All of this, and more, was made possible through the support of the Global Partnership for Education as part of its $500 million COVID-19 emergency response fund.
A rapid support with GPE emergency grants
Like most countries, Zambia shut its schools in March 2020 to try to curb the spread of COVID-19, which has taken such a devastating toll on the world, with millions of lives lost, millions more people thrust into poverty, economies shattered and a cataclysmic disruption to children’s education.
School closures did not just wreak havoc on students’ learning.
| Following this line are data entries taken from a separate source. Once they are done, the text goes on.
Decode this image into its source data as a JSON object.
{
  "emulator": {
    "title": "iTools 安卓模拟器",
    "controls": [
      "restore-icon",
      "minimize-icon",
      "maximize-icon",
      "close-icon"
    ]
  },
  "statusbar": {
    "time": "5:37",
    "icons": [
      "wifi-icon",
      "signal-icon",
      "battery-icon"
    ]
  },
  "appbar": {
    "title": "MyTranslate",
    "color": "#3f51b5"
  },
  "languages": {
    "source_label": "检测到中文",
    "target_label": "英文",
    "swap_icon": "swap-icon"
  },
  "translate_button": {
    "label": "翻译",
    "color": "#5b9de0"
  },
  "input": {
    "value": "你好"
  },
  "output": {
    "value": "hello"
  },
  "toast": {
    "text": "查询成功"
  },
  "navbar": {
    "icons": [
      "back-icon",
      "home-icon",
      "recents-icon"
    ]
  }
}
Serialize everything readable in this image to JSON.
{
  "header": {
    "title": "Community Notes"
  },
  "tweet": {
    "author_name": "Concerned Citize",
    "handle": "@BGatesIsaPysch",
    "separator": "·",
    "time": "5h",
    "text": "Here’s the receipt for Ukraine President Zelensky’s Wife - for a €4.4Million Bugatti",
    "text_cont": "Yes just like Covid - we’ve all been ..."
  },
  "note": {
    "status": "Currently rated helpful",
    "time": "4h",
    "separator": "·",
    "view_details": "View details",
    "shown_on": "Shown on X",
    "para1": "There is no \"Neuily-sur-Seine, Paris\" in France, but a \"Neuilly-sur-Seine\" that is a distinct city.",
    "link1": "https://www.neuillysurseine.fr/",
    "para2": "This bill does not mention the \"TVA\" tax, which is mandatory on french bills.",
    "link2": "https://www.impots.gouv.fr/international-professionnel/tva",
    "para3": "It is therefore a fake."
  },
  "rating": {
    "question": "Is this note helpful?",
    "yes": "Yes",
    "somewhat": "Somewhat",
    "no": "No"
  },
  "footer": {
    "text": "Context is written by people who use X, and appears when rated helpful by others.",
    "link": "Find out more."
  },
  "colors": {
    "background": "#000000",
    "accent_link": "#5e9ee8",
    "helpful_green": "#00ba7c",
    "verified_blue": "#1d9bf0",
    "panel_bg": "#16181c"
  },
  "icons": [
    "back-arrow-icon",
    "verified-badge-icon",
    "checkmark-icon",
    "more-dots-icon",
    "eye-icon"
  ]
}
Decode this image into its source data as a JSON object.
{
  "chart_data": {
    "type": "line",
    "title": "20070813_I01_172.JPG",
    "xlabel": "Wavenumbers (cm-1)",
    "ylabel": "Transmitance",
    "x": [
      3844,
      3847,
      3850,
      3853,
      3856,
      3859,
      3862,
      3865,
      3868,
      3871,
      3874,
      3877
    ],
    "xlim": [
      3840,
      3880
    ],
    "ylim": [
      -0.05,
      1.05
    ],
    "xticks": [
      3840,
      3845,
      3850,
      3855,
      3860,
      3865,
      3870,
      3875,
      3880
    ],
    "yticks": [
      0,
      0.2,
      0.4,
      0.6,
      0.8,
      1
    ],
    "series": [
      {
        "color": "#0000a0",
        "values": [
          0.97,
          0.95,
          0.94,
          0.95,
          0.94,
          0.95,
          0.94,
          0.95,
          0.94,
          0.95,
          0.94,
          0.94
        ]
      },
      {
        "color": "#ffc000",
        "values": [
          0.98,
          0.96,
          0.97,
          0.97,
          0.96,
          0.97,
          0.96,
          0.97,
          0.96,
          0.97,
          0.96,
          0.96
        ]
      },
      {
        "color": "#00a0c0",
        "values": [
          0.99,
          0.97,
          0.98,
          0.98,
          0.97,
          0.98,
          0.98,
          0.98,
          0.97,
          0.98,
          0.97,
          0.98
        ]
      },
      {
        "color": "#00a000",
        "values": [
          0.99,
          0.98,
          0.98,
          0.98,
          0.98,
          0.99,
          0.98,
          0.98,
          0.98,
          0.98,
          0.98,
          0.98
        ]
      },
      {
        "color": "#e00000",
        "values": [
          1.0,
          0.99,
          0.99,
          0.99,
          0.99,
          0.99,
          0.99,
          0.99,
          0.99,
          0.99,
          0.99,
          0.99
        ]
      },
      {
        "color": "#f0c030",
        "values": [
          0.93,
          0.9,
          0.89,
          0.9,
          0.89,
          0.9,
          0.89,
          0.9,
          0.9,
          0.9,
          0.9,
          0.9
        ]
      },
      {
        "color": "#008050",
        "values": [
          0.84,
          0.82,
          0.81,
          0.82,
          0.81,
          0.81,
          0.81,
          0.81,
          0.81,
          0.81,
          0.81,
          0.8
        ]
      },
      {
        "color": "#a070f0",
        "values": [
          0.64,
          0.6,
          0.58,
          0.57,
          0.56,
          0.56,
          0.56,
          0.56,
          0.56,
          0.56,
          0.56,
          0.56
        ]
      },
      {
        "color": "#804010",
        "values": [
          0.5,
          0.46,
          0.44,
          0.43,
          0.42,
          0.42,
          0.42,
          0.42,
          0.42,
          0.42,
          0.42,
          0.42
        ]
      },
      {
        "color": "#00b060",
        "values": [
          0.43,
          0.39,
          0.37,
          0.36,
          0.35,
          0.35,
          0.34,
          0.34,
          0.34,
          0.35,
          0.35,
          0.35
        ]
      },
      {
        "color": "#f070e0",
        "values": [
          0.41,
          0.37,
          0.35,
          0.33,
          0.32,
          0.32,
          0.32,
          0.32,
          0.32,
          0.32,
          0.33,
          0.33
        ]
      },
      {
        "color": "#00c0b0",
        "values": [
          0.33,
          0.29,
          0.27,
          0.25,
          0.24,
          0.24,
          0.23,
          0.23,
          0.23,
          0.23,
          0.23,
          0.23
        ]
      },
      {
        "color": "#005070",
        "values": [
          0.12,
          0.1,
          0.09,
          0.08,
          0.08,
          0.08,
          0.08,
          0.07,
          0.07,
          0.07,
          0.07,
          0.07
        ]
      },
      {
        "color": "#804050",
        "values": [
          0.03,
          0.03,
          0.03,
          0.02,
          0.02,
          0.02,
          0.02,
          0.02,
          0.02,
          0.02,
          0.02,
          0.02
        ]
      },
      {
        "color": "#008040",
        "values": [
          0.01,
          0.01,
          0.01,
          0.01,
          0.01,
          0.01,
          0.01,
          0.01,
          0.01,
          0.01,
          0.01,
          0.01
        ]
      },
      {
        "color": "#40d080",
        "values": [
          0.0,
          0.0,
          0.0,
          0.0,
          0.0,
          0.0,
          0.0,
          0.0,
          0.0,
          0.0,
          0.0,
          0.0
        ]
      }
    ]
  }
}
Children in sub-Saharan Africa and elsewhere have faced increased gender-based violence, teenage pregnancy and child marriage, poorer nutrition, and lifetime earning losses of thousands of dollars per child.
GPE, through its $10 million COVID-19 emergency grant to Zambia, not only helped the school system prepare to reopen schools, but also kept learning going for vulnerable children during the initial various shutdowns (after a full reopening in September 2020, schools were closed again during the last two weeks of January), through multiple interventions.
UNICEF oversees the implementation of this grant and is instrumental in ensuring its activities are carried out effectively.
That’s especially important for children in a country like Zambia, already disadvantaged by the low quality of learning and teaching, a teacher shortage, and insufficient learning materials.
Keeping learning going during closures and after reopening
When schools were closed, GPE supported the development of educational radio programming, including the translation of radio content for the youngest learners into five local languages.
Public awareness and sensitization campaigns were aired on community radio stations to provide psychosocial support and minimize the negative impact of school closures on gender-based violence, child marriage and pregnancy; the radio campaign reached nearly 1 million children and adults.